Alpha and beta are also related to the regression line. As Figure 23 illustrates, alpha is the Y intercept of the regression line. In other words, if the benchmark returned 0%, the Y intercept would tell us what the investment could be expected to return. In Figure 23, the alpha is 2.23%. That means if the benchmark returned 0%, we would expect our investment to return 2.23%.
Beta is the slope of the line and measures the volatility of a particular investment relative to the market as a whole. (Note: The market can be defined as any index or investment.) Beta describes an investment’s sensitivity to broad market movements. For example, in equities, the stock market (the independent variable) has a beta of 1.0. An investment with a beta of 0.5 will tend to participate in broad market moves, but only half as much as the overall market.

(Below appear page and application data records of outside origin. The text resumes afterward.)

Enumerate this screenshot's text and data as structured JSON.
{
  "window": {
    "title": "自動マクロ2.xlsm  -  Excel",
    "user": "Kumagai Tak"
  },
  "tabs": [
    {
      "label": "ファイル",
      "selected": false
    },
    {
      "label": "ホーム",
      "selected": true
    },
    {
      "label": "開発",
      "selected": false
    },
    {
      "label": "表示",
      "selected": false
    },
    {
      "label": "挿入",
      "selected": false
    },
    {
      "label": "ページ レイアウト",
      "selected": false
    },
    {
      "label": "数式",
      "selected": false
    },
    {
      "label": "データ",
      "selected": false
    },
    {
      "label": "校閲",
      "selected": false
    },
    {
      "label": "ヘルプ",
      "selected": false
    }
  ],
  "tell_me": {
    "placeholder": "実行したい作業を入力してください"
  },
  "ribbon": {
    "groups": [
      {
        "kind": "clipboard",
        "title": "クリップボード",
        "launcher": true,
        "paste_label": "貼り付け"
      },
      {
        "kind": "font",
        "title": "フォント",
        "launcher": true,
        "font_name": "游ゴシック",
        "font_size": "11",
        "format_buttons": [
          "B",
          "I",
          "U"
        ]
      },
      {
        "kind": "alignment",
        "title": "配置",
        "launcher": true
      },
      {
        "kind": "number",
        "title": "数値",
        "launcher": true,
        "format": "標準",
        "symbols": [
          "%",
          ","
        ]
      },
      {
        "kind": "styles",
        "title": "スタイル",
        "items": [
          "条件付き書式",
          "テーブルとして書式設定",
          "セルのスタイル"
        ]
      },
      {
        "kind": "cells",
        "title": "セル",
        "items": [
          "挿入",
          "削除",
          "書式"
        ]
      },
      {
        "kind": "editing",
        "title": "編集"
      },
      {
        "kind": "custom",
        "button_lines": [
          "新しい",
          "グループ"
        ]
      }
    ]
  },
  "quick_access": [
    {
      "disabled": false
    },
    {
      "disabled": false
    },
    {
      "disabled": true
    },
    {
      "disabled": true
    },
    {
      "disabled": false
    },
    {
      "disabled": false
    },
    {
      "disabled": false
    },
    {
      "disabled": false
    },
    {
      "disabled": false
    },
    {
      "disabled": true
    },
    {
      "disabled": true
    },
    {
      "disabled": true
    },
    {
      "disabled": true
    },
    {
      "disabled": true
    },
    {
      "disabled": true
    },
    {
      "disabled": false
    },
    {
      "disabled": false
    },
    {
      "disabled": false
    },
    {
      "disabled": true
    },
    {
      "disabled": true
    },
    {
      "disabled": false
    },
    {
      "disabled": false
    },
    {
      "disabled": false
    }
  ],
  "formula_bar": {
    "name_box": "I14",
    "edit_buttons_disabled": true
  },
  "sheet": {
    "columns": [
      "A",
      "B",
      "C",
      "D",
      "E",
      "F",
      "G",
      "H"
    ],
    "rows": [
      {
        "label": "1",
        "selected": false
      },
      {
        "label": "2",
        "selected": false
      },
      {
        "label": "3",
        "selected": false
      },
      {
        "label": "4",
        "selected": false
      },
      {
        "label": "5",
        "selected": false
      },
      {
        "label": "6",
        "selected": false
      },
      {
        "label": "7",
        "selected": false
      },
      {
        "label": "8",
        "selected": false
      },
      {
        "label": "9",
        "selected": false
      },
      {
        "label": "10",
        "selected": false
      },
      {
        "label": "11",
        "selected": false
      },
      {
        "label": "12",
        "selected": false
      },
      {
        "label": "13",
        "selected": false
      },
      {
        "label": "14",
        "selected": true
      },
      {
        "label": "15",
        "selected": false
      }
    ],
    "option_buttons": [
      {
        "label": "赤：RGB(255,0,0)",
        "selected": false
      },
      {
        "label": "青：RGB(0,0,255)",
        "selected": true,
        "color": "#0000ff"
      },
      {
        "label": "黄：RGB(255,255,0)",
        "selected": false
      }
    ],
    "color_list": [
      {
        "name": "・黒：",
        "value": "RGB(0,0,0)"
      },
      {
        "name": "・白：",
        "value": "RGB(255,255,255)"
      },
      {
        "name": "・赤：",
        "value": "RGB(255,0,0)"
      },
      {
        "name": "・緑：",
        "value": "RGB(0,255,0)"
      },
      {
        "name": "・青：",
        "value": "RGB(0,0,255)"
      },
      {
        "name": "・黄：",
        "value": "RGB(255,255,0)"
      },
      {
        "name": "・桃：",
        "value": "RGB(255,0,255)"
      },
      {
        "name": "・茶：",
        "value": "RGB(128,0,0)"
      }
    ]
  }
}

Investors who are required to select and monitor investment managers should develop a basic understanding of investment statistics. Quantitative tools can provide you with good insight that you can use in your qualitative interviews with managers and when monitoring your investments.